Not the 4u7 caps!

Well im buggered! Changed both the 4.7uF electrolytics in the Clansman PSU module - and the damn thing still takes ages to come to 110v!

Im starting to get a bit miffed by this! I think my next step will be to swap it over with the rebuilt one from my 'good' set, and see if the fault moves with it!

I really need to crack on with the VFO external controller, so even if I cant fathom this fault out, I will look at adding and testing the data contention control diodes into the lines from the decade switches to the synthesiser. This will allow me to test to see how well the logic copes with only 2.3v or so on it. I suspect I will have to modify the 3v supply to the switches to have a bit more poke. This will be an add-on 3.6v regulator feeding just that line, as I cant simply adjust the main 3v line without risking the other logic components.
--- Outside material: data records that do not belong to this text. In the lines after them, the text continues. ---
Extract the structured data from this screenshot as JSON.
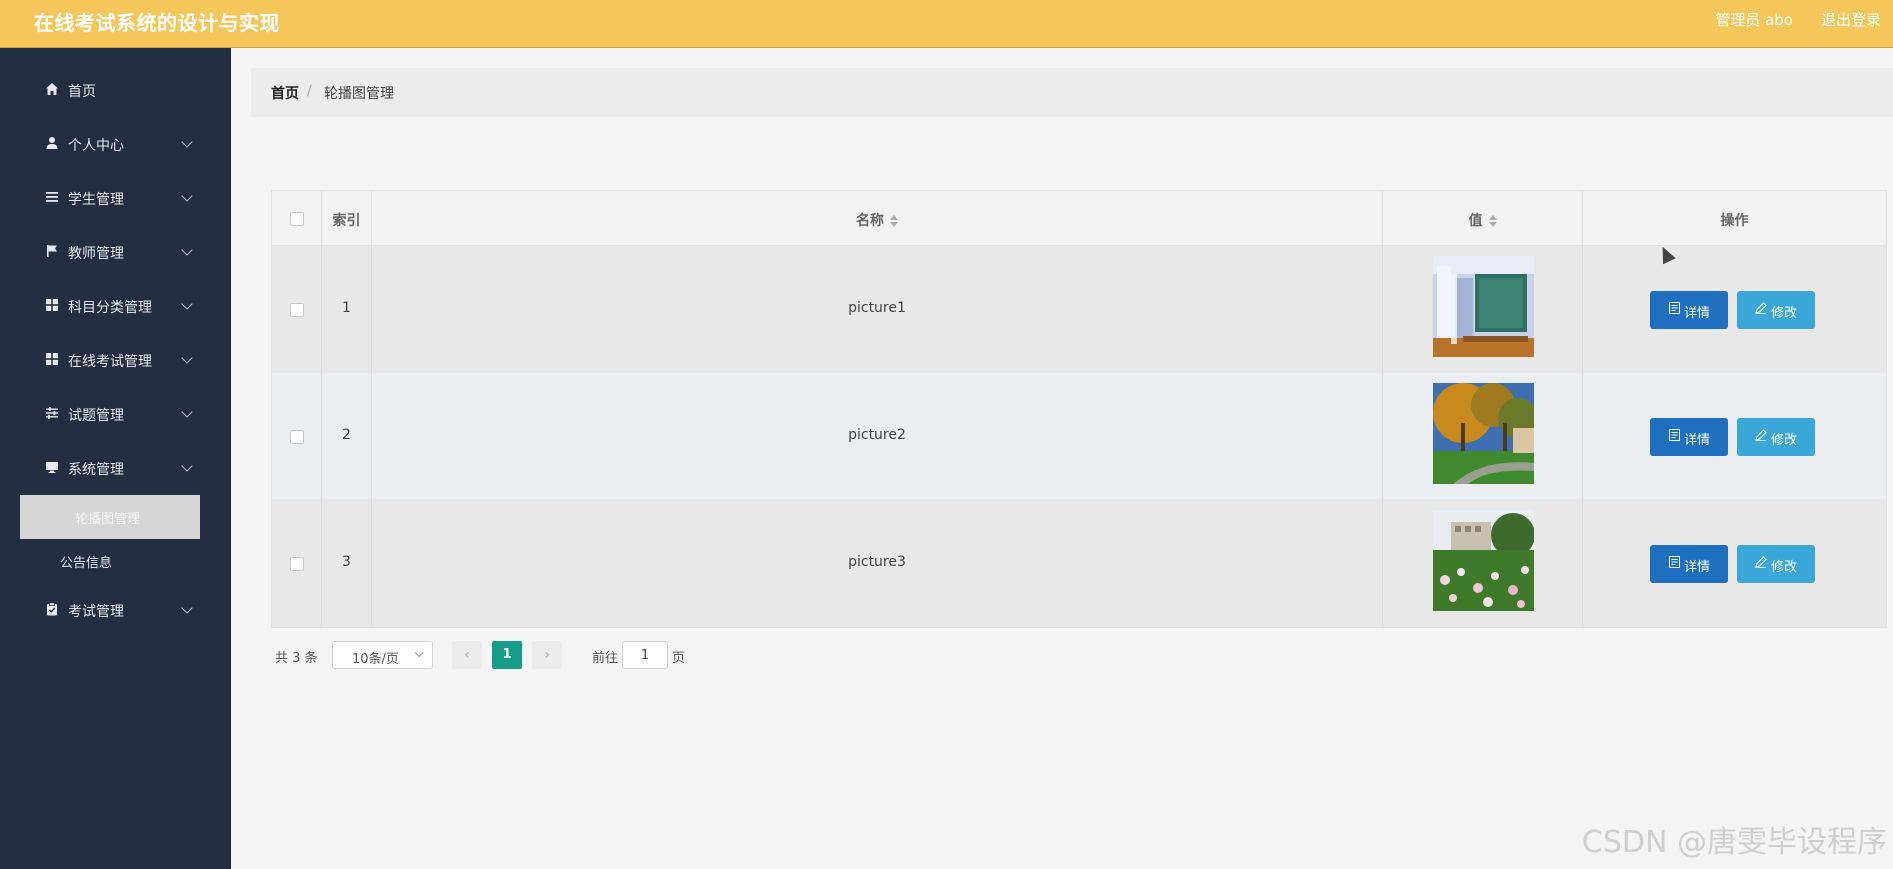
{
  "header": {
    "title": "在线考试系统的设计与实现",
    "user": "管理员 abo",
    "logout": "退出登录"
  },
  "sidebar": {
    "items": [
      {
        "label": "首页",
        "icon": "home-icon"
      },
      {
        "label": "个人中心",
        "icon": "user-icon"
      },
      {
        "label": "学生管理",
        "icon": "list-icon"
      },
      {
        "label": "教师管理",
        "icon": "flag-icon"
      },
      {
        "label": "科目分类管理",
        "icon": "grid-icon"
      },
      {
        "label": "在线考试管理",
        "icon": "grid-icon"
      },
      {
        "label": "试题管理",
        "icon": "sliders-icon"
      },
      {
        "label": "系统管理",
        "icon": "monitor-icon"
      },
      {
        "label": "考试管理",
        "icon": "clipboard-icon"
      }
    ],
    "sub_items": [
      {
        "label": "轮播图管理",
        "active": true
      },
      {
        "label": "公告信息",
        "active": false
      }
    ]
  },
  "breadcrumb": {
    "home": "首页",
    "separator": "/",
    "current": "轮播图管理"
  },
  "table": {
    "columns": [
      "索引",
      "名称",
      "值",
      "操作"
    ],
    "rows": [
      {
        "index": "1",
        "name": "picture1",
        "image": "classroom-photo"
      },
      {
        "index": "2",
        "name": "picture2",
        "image": "campus-trees-photo"
      },
      {
        "index": "3",
        "name": "picture3",
        "image": "flowers-building-photo"
      }
    ],
    "detail_label": "详情",
    "edit_label": "修改"
  },
  "pagination": {
    "total": "共 3 条",
    "page_size": "10条/页",
    "current_page": "1",
    "goto_label": "前往",
    "goto_value": "1",
    "page_suffix": "页"
  },
  "watermark": "CSDN @唐雯毕设程序"
}
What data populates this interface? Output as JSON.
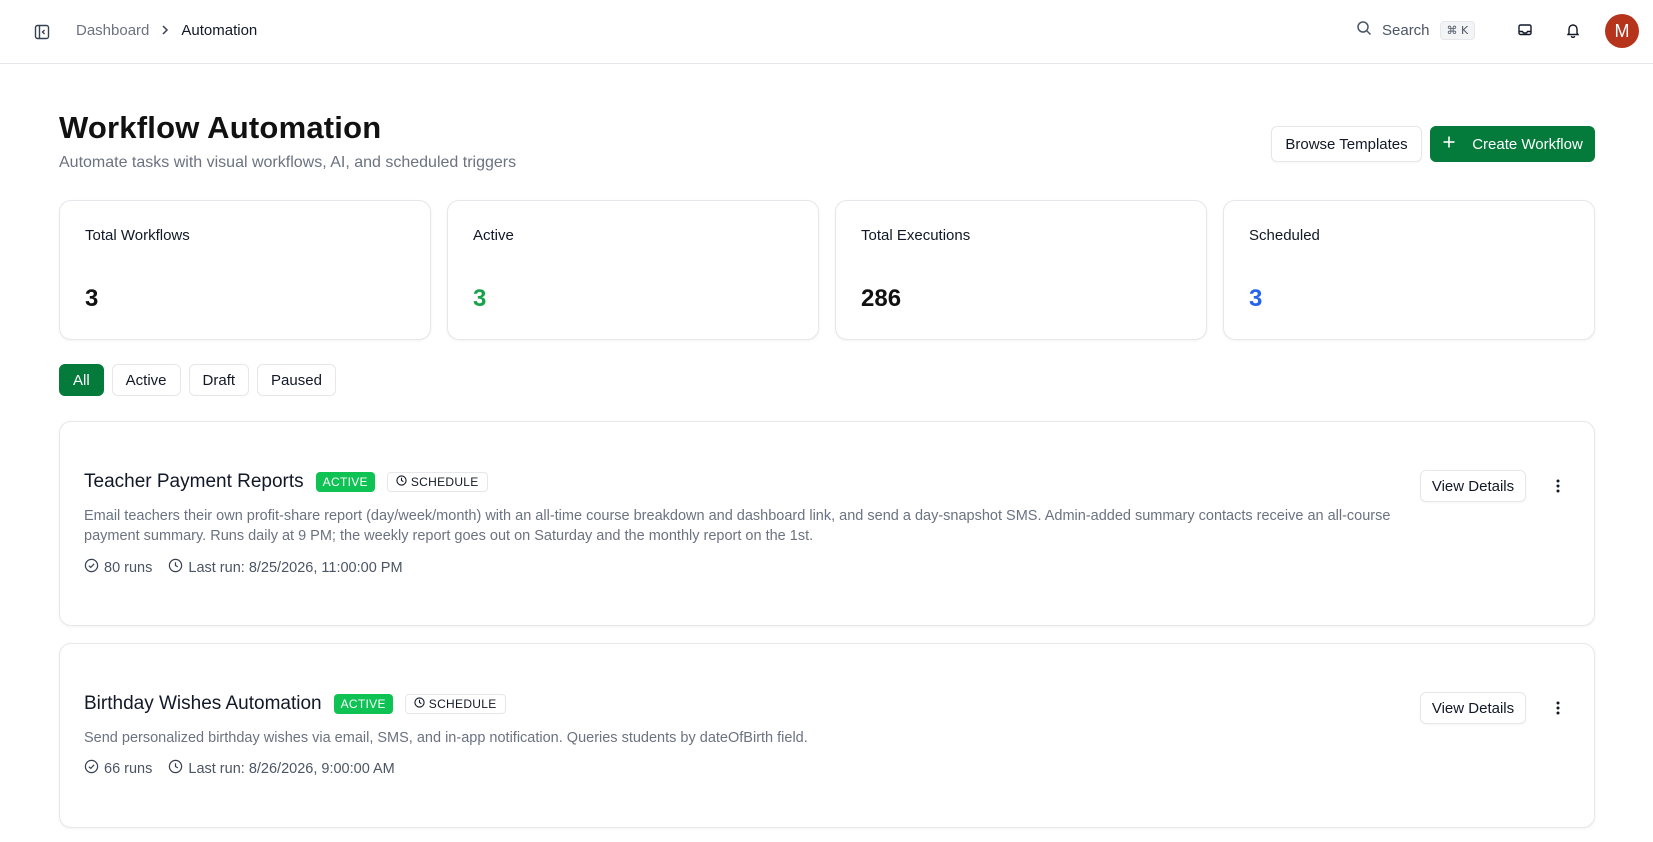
{
  "breadcrumb": {
    "parent": "Dashboard",
    "current": "Automation"
  },
  "search": {
    "label": "Search",
    "shortcut": "⌘ K"
  },
  "user": {
    "avatar_initial": "M",
    "avatar_color": "#b5341b"
  },
  "header": {
    "title": "Workflow Automation",
    "subtitle": "Automate tasks with visual workflows, AI, and scheduled triggers",
    "browse_templates_label": "Browse Templates",
    "create_workflow_label": "Create Workflow"
  },
  "stats": [
    {
      "label": "Total Workflows",
      "value": "3",
      "color": "#111111"
    },
    {
      "label": "Active",
      "value": "3",
      "color": "#16a34a"
    },
    {
      "label": "Total Executions",
      "value": "286",
      "color": "#111111"
    },
    {
      "label": "Scheduled",
      "value": "3",
      "color": "#2563eb"
    }
  ],
  "filters": [
    {
      "label": "All",
      "selected": true
    },
    {
      "label": "Active",
      "selected": false
    },
    {
      "label": "Draft",
      "selected": false
    },
    {
      "label": "Paused",
      "selected": false
    }
  ],
  "workflows": [
    {
      "title": "Teacher Payment Reports",
      "status": "ACTIVE",
      "trigger": "SCHEDULE",
      "description": "Email teachers their own profit-share report (day/week/month) with an all-time course breakdown and dashboard link, and send a day-snapshot SMS. Admin-added summary contacts receive an all-course payment summary. Runs daily at 9 PM; the weekly report goes out on Saturday and the monthly report on the 1st.",
      "runs": "80 runs",
      "last_run": "Last run: 8/25/2026, 11:00:00 PM",
      "details_label": "View Details"
    },
    {
      "title": "Birthday Wishes Automation",
      "status": "ACTIVE",
      "trigger": "SCHEDULE",
      "description": "Send personalized birthday wishes via email, SMS, and in-app notification. Queries students by dateOfBirth field.",
      "runs": "66 runs",
      "last_run": "Last run: 8/26/2026, 9:00:00 AM",
      "details_label": "View Details"
    }
  ],
  "colors": {
    "brand": "#047a3b",
    "active_badge": "#0ec254"
  },
  "icons": [
    "sidebar-toggle-icon",
    "chevron-right-icon",
    "search-icon",
    "inbox-icon",
    "bell-icon",
    "plus-icon",
    "clock-icon",
    "check-circle-icon",
    "more-vertical-icon"
  ]
}
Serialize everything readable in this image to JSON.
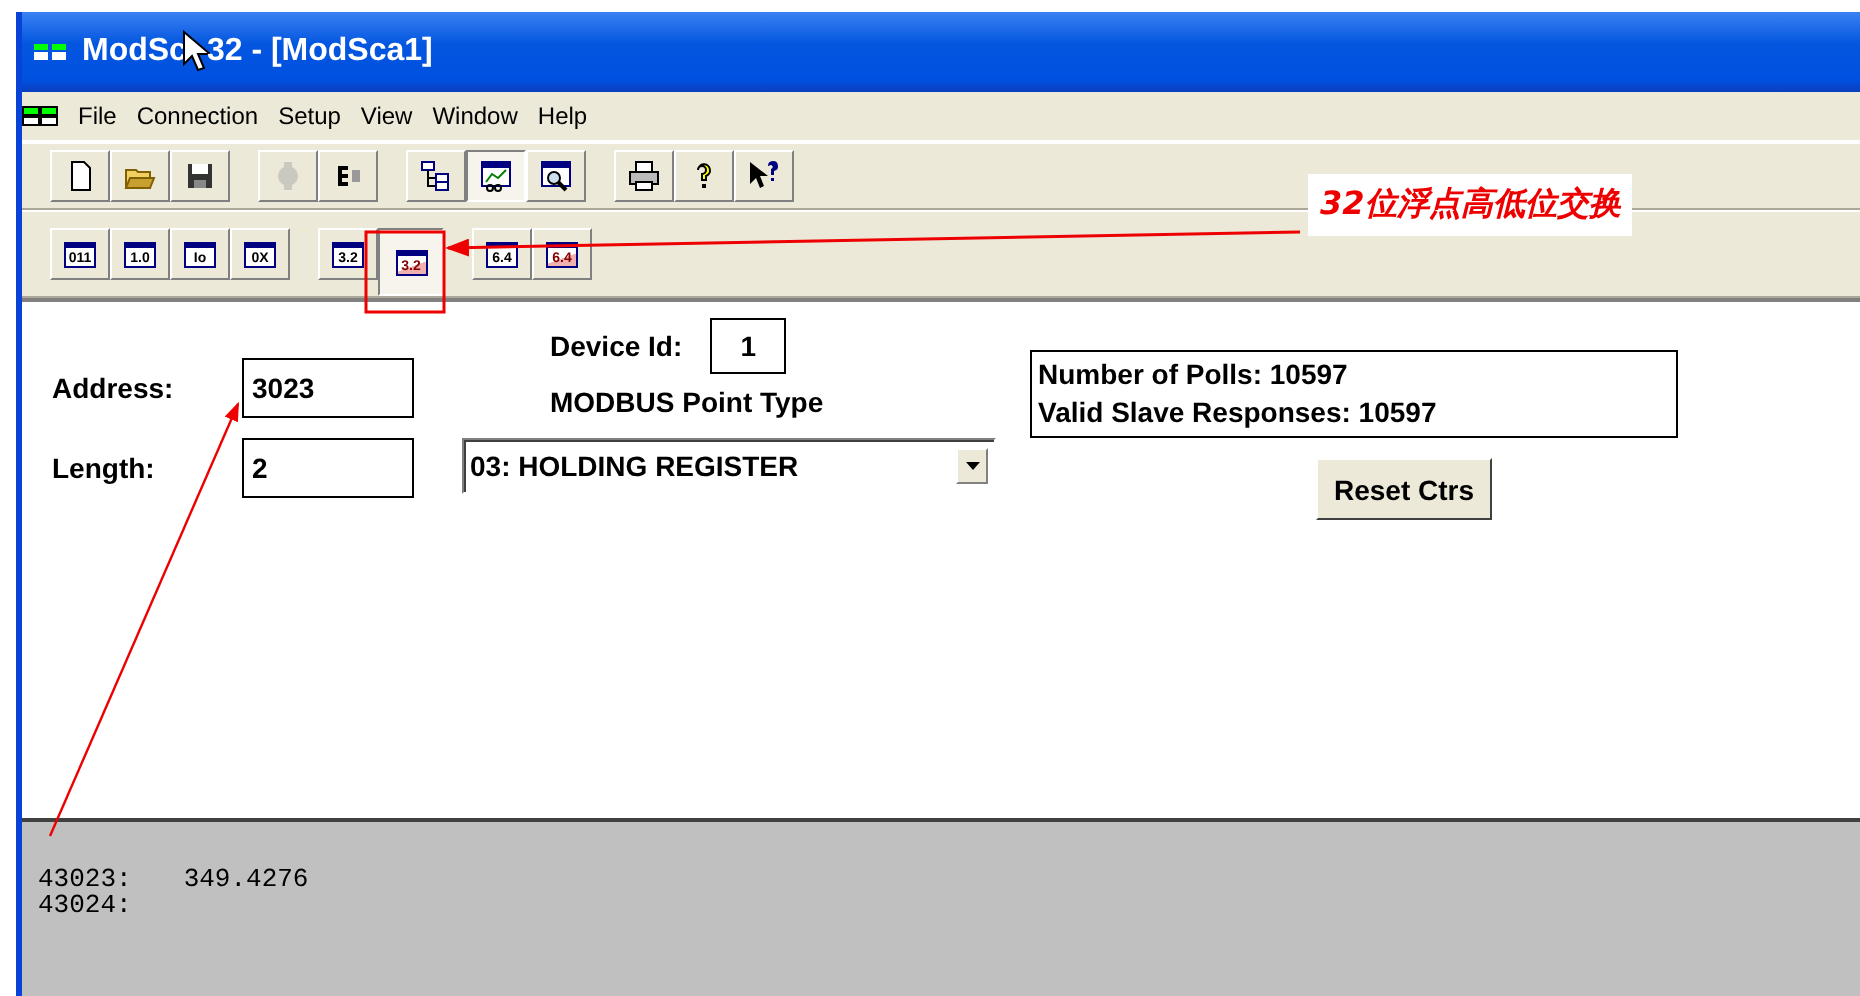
{
  "window": {
    "title_before_cursor": "ModSc",
    "title_after_cursor": "32 - [ModSca1]"
  },
  "menu": [
    "File",
    "Connection",
    "Setup",
    "View",
    "Window",
    "Help"
  ],
  "toolbar": [
    {
      "kind": "new",
      "pressed": false,
      "disabled": false
    },
    {
      "kind": "open",
      "pressed": false,
      "disabled": false
    },
    {
      "kind": "save",
      "pressed": false,
      "disabled": false
    },
    {
      "kind": "separator"
    },
    {
      "kind": "connect",
      "pressed": false,
      "disabled": true
    },
    {
      "kind": "disconnect",
      "pressed": false,
      "disabled": false
    },
    {
      "kind": "separator"
    },
    {
      "kind": "tree",
      "pressed": false,
      "disabled": false
    },
    {
      "kind": "chart",
      "pressed": true,
      "disabled": false
    },
    {
      "kind": "inspect",
      "pressed": false,
      "disabled": false
    },
    {
      "kind": "separator"
    },
    {
      "kind": "print",
      "pressed": false,
      "disabled": false
    },
    {
      "kind": "help",
      "pressed": false,
      "disabled": false
    },
    {
      "kind": "whatsthis",
      "pressed": false,
      "disabled": false
    }
  ],
  "format_toolbar": [
    {
      "kind": "button",
      "label": "011",
      "pressed": false,
      "swapped": false
    },
    {
      "kind": "button",
      "label": "1.0",
      "pressed": false,
      "swapped": false
    },
    {
      "kind": "button",
      "label": "Io",
      "pressed": false,
      "swapped": false
    },
    {
      "kind": "button",
      "label": "0X",
      "pressed": false,
      "swapped": false
    },
    {
      "kind": "separator"
    },
    {
      "kind": "button",
      "label": "3.2",
      "pressed": false,
      "swapped": false
    },
    {
      "kind": "button",
      "label": "3.2",
      "pressed": true,
      "swapped": true
    },
    {
      "kind": "separator"
    },
    {
      "kind": "button",
      "label": "6.4",
      "pressed": false,
      "swapped": false
    },
    {
      "kind": "button",
      "label": "6.4",
      "pressed": false,
      "swapped": true
    }
  ],
  "form": {
    "address": {
      "label": "Address:",
      "value": "3023"
    },
    "length": {
      "label": "Length:",
      "value": "2"
    },
    "device_id": {
      "label": "Device Id:",
      "value": "1"
    },
    "point_type": {
      "label": "MODBUS Point Type",
      "value": "03: HOLDING REGISTER"
    },
    "counters": [
      "Number of Polls: 10597",
      "Valid Slave Responses: 10597"
    ],
    "reset_button": "Reset Ctrs"
  },
  "display": [
    {
      "address": "43023:",
      "value": "349.4276"
    },
    {
      "address": "43024:"
    }
  ],
  "annotation": {
    "text": "32位浮点高低位交换"
  }
}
This actually makes sense though, as it will simplify the control switching needed to isolate the decade switches when in remote control mode.

Saturday, 9 April 2016

Inside the Baofeng BF-888S Radio itself

Yesterday I took a look inside the desk charger that came with these radios. Today, lets see whats inside the handhelds themselves!

The first thing I will say is - Dont Try This At Home!

(unless you are, like me, a time served RF engineer with 25 years experience of servicing handhelds!)

Getting into these is pretty simple, although the manufacturers have opted for a pair of hex screws to keep out the idle curious.  Removing the hex screws from the bottom, and the three nuts holding the antenna sockets and controls, the radio body eases out. Care is needed as the loudspeaker is hard wired rather than having a connector.


With the case removed you can see that there is very little on this side of the PCB. There is however the one and only adjustable device, a single surface mount potentiometer. It will be interesting to discover what this controls, it could be the VCO reference, the Tx deviation, the low battery threshold. Is it too much to hope its the Tx output power?

I opted to desolder the wires at the loudspeaker, as this was less risky than at the PCB. To remove the PCB required removing five cross head screws, and unsoldering the +ve power terminal and the antenna socket pin.

On the other side of the PCB is where its all happening. You can easily see why these are known as 'radios on a chip'. There does at least seem to be some proper filtering at the antenna connector. Build quality wise, the board was soldered ok, I found a small solder splash which I brushed off.


Putting it back together is simply the reverse of taking it apart, with a bit of care to ensure the antenna pin and the power terminal solder back properly.

You will notice that there is no seal between the case and the chassis! Dont get these wet! But, for around £8 each, they are ok for what they are - cheap UHF walkie-talkies.

Friday, 8 April 2016

Inside the Baofeng BF-888S battery charger

The two Baofeng handhelds ive bought have come, as expected, with chargers for their 5v Li-ion batteries. The first thing I noticed about which, is the thinness of the AC power cable!


The next thing I noticed was the weight - or lack of! Clearly, there was no isolating transformer in these! So, I decided to open one up and take a skeg -


Opening these was really easy, but of course I know how. A single screw to be removed, followed by careful use of a blunt knife blade to tease the case clips apart. This revealed inside what looks to be a reasonably well made switch mode charger circuit.


What it clearly is not is any kind of 'intelligent' charger! Probably adequate for this purpose, but I would still be wary of the thin mains cable. It would be sensible to feed these via a 1:1 isolation transformer. Or, better yet, bypass the AC switch mode section and give it a decent DC feed from a good regulated PSU.

What would be easy though, and probably quite neat, due to the light and thin construction of the case, would be to mount several charger units on a board, say six or eight or whatever is needed, add a suitable DC PSU, a safety timer, and maybe a selector for the number of 'pods' active, and you'd have a quick and simple multi-charger for a fleet of these radios!

If I get time tomorrow, i'll run one of the radios over the Marconi 2955, and post a report on the performance of these cheap little radios.